Your objective: Write out the data word for word and omit every picture.

***

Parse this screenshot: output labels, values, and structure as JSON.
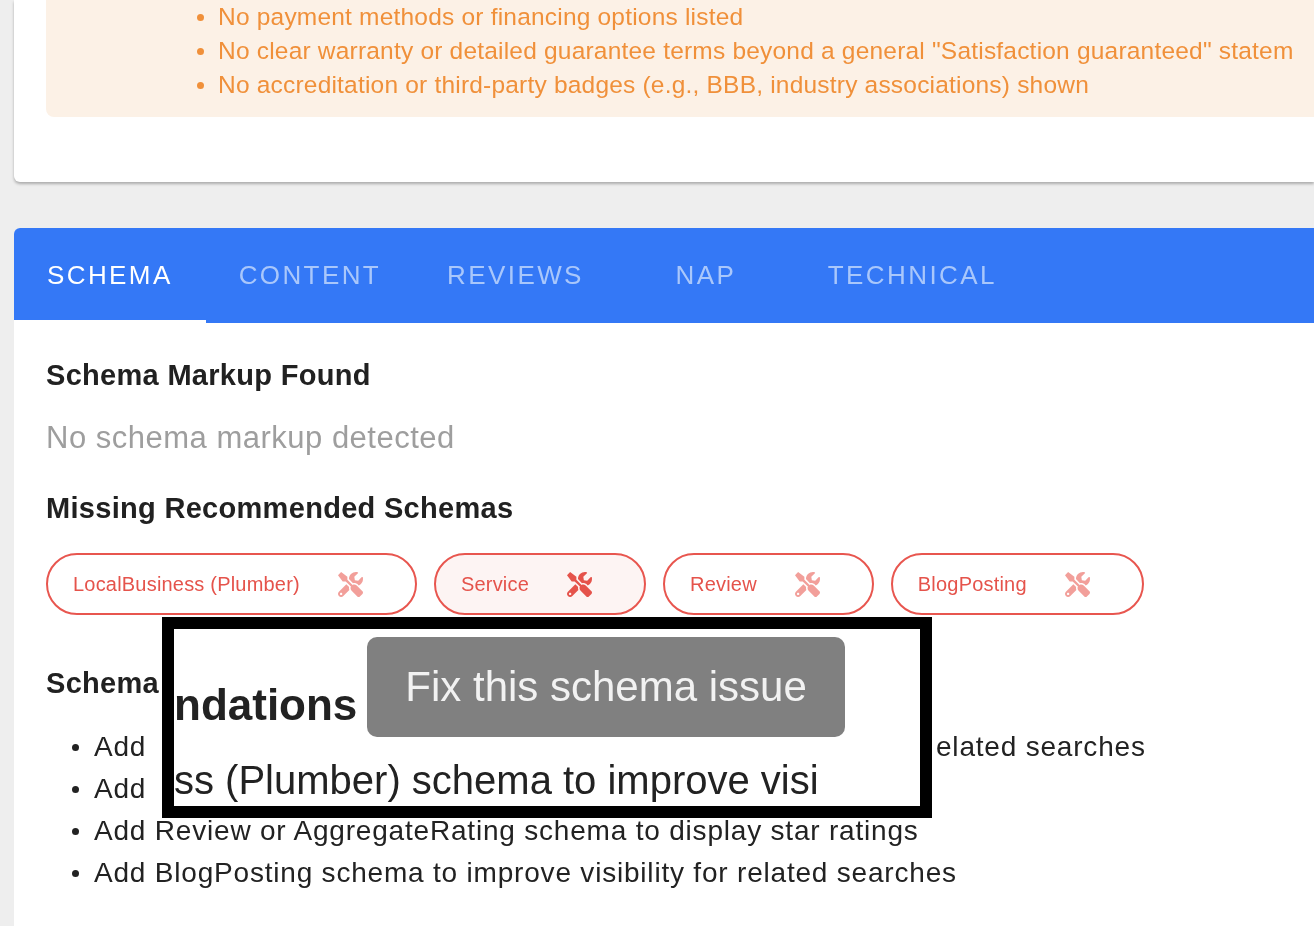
{
  "warning_list": {
    "items": [
      "No payment methods or financing options listed",
      "No clear warranty or detailed guarantee terms beyond a general \"Satisfaction guaranteed\" statem",
      "No accreditation or third-party badges (e.g., BBB, industry associations) shown"
    ]
  },
  "tabs": [
    {
      "label": "SCHEMA",
      "selected": true
    },
    {
      "label": "CONTENT",
      "selected": false
    },
    {
      "label": "REVIEWS",
      "selected": false
    },
    {
      "label": "NAP",
      "selected": false
    },
    {
      "label": "TECHNICAL",
      "selected": false
    }
  ],
  "schema_panel": {
    "found_heading": "Schema Markup Found",
    "found_text": "No schema markup detected",
    "missing_heading": "Missing Recommended Schemas",
    "missing_schemas": [
      {
        "label": "LocalBusiness (Plumber)",
        "hovered": false
      },
      {
        "label": "Service",
        "hovered": true
      },
      {
        "label": "Review",
        "hovered": false
      },
      {
        "label": "BlogPosting",
        "hovered": false
      }
    ],
    "recommendations_heading": "Schema",
    "recommendations": [
      {
        "parts": [
          "Add",
          "elated searches"
        ]
      },
      {
        "parts": [
          "Add"
        ]
      },
      {
        "parts": [
          "Add Review or AggregateRating schema to display star ratings"
        ]
      },
      {
        "parts": [
          "Add BlogPosting schema to improve visibility for related searches"
        ]
      }
    ]
  },
  "magnifier": {
    "magnified_heading": "ndations",
    "tooltip": "Fix this schema issue",
    "magnified_line": "ss (Plumber) schema to improve visi"
  }
}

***

Your response:
Parse this screenshot: output labels, values, and structure as JSON.
{
  "warning_list": {
    "items": [
      "No payment methods or financing options listed",
      "No clear warranty or detailed guarantee terms beyond a general \"Satisfaction guaranteed\" statem",
      "No accreditation or third-party badges (e.g., BBB, industry associations) shown"
    ]
  },
  "tabs": [
    {
      "label": "SCHEMA",
      "selected": true
    },
    {
      "label": "CONTENT",
      "selected": false
    },
    {
      "label": "REVIEWS",
      "selected": false
    },
    {
      "label": "NAP",
      "selected": false
    },
    {
      "label": "TECHNICAL",
      "selected": false
    }
  ],
  "schema_panel": {
    "found_heading": "Schema Markup Found",
    "found_text": "No schema markup detected",
    "missing_heading": "Missing Recommended Schemas",
    "missing_schemas": [
      {
        "label": "LocalBusiness (Plumber)",
        "hovered": false
      },
      {
        "label": "Service",
        "hovered": true
      },
      {
        "label": "Review",
        "hovered": false
      },
      {
        "label": "BlogPosting",
        "hovered": false
      }
    ],
    "recommendations_heading": "Schema",
    "recommendations": [
      {
        "parts": [
          "Add",
          "elated searches"
        ]
      },
      {
        "parts": [
          "Add"
        ]
      },
      {
        "parts": [
          "Add Review or AggregateRating schema to display star ratings"
        ]
      },
      {
        "parts": [
          "Add BlogPosting schema to improve visibility for related searches"
        ]
      }
    ]
  },
  "magnifier": {
    "magnified_heading": "ndations",
    "tooltip": "Fix this schema issue",
    "magnified_line": "ss (Plumber) schema to improve visi"
  }
}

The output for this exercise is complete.